Shawnee County District Judge Franklin Theis said he would decide by the end of the day Wednesday whether to issue an injunction preventing the law from taking effect Thursday or dismiss the lawsuit filed against the state.
The challenge was filed by a group of businesses that claim the new law does not treat all of them equally, in violation of the Constitution.
The law bans smoking in most public places, including bars, restaurants and some private clubs. It allows smoking in the gambling areas of state-owned casinos but not bingo parlors.
Leading the lawsuit was the Downtown Bar and Grill in Tonganoxie, which would close if the ban went into effect, said attorney Mike Merriam of Topeka.
“It’s not just losing the customers, it’s losing the investment,” he said.
Merriam said the bar’s property rights were being violated because the new law set a cutoff date of Jan. 1, 2009, for a business to convert to a private club, where smoking is allowed. It received its private club license in May 2009.
Merriam said the bar converted to a private club because at the time it didn’t meet Leavenworth County requirements that drinking establishments derive 30 percent of their revenues from food sales, not because of the smoking ban. But the owners had hoped that by being classified as a private club, they could continue to allow smoking.
“When they put (the cutoff date) in retroactively, we were in the soup,” he said.
While smoking bans in other states have stood up to court challenges, none had the kind of complicated classification for determining where smoking was allowed that Kansas does, Merriam said.
Topeka attorney Tuck Duncan represents four Wichita-area businesses who say the law treats the state-owned casino different from their businesses. Only one casino is open, in Dodge City, with a second under construction in Kansas City.
Duncan’s clients operate Bingo Royale in Haysville, several Bingo Palace sites in Wichita and HEAT bars and Shooters billiard clubs in Wichita. Duncan argued that the same law that allows bingo parlors also permits casinos. And while the state maintains it has a financial interest in permitting smoking to attract customers, so do bingo and billiard halls.

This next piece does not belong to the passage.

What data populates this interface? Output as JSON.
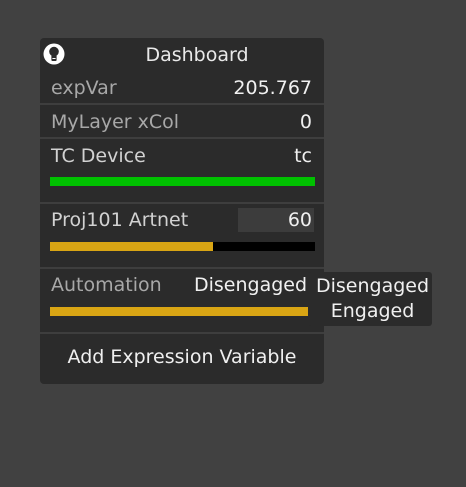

“All my clients want to do is further their success and contribute to the Kansas economy,” Duncan said. “It really needs to go back to the Legislature to correct the problem they created through their political process.”
Assistant Attorney General Tim Reimann defended the state law, saying the businesses are only speculating they would lose money and customers.
“There is no evidence of harm here at all. It’s just not that big a deal,” Reimann said, adding that smokers in other states and Kansas cities that already have bans have proven willing to “take three steps” from a bar door to light a cigarette and go back inside for a drink.
Smoking is not a fundamental right, he said, and the state has the right to establish exceptions to bans, he said. He also said the state has an economic interest in the casinos permitting smoking, adding that the Dodge City casino has generated $3.5 million in revenue for the state, compared to less than $500,000 over the same period by the bingo parlors.
“The United States Constitution does not require fairness,” Reimann said.
Duncan said customers who enter casinos, bingo parlors and other businesses do so voluntarily and thus the owners have a right to decide whether to permit smoking.
“Smoking is legal,” he said. “It’s legal. No one is forcing you to walk into an establishment.”